    Here is a close up of a REO skirted fender. The bottom of the apron is not horizontal, so we should be able to slide our skirt forward to make it look right. I think this phot come from Down Under. It must have been a woody or custom commercial cowl.

    [​IMG]
     
  28. Barn Find
    Joined: Feb 2, 2013
    Posts: 2,320

    Barn Find
    Member
    from Missouri

    I was wrong about this part. The big truck cowl did not fit the '33 frame without modification. Dad had to modify the lower part of the reveal to match the one in this photo. While the big truck cowl looked like his '33 Franklin cowl at first glance, the reveal on the Franklin was constant width, but it sloped up toward the front.

    This project is still ongoing. I have been too busy to post updates, but progress continues.

    Many of Dad's other old drivers have two-speed rear ends or auxiliary overdrives to highway driving. However, it was noted that he rarely uses the low range in most of these vehicles. So when building this pickup, we decided to get a usable rear end ratio and leave it at that. Dad knew a guy on the East Coast who modified a Scout II rear end to fit in a Franklin Olympic. The Scout Dana 44 could be obtained in a number of common gear ratios. I happened to have a 3.08 Scout rear end I was contemplating on using in by '78 diesel Scout, so that seemed like a natural course. However, I just didn't think the Dana 44 would look right in this vintage ride. I thought a Ford 9 inch housing carried more resemblance to the REO and Columbia axles of the period. I sought to weld a Ford center section in an extra REO axle. (astonishingly, Dad has piles of extra REO rear ends that could be used for parts) That way, Dad could keep all the brakes and wheels matching the original. Getting custom axle shafts tapered to the old REO hubs wasn't going to be as easy as I hoped, but the project took another convenient turn. To help me research dimensions, I grabbed an old Ford 9-inch off of Dad's scrap iron pile. My intention was merely to disassemble it and measure a few things. Coincidentally, the 9-inch, which came out of a '57 Ford car fit the REO spring perches exactly. All we needed to make it fit was a set of custom axles shafts, so we could convert the brakes to Ford truck, which has the same bolt pattern as the REO/Franklin. Some aluminum spacers were milled to fit the contour of the back of the vintage wheels exactly, and we are ready to roll. Dad even found a late model flange for the pinion that he milled down to fit the vintage REO driveshaft.

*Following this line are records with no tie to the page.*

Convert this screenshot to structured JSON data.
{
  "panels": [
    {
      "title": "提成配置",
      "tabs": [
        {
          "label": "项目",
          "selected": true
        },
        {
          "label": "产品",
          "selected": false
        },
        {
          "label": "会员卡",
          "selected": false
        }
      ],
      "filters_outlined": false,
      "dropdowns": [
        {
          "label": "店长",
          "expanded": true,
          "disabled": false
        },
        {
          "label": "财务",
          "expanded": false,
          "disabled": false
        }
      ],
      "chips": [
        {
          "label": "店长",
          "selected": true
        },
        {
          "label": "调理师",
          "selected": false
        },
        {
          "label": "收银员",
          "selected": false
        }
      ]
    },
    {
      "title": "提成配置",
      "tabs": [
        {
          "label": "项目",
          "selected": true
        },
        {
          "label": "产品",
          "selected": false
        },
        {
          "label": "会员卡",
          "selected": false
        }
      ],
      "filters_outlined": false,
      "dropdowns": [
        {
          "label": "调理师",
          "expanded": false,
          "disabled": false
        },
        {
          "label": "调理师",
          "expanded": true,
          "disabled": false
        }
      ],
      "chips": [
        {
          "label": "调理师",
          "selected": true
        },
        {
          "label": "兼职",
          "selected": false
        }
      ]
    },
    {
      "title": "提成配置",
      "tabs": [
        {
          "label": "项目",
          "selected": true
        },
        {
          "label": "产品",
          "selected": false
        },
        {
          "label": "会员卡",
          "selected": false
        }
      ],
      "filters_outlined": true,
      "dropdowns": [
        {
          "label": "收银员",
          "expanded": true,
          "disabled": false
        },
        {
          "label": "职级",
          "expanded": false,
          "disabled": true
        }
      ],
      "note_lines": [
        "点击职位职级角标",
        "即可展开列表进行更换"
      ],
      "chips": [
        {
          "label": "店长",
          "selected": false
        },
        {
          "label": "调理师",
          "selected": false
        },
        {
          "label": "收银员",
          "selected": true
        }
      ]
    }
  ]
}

    With the rear end now rolling 3:1 gears, Dad pulled all the engine main bearings and determined it could go back together and run as-is. All the sheetmetal has come off since the staging pictures shown above. Dad has since been working on new wood for the cab and getting all the doors fitting exactly.
     
  29. All the way to the end.....loved every page. Adding my footnote, so I can catch the next bump to the top. Love what you do. You and your dad rock.
     
    volvobrynk likes this.
  30. MrModelT
    Joined: Nov 11, 2008
    Posts: 2,659

    MrModelT
    Member

    Impressive Barn Find....impressive indeed!

    I have been following this for years. I have been nothing but impressed.
     

Share This Page

Register now to get rid of these ads!

Archive

Copyright © 1995-2020 The Jalopy Journal: Steal our stuff, we'll kick your teeth in. Terms of Service. Privacy Policy.

Atomic Industry
Forum software by XenForo™ ©2010-2014 XenForo Ltd.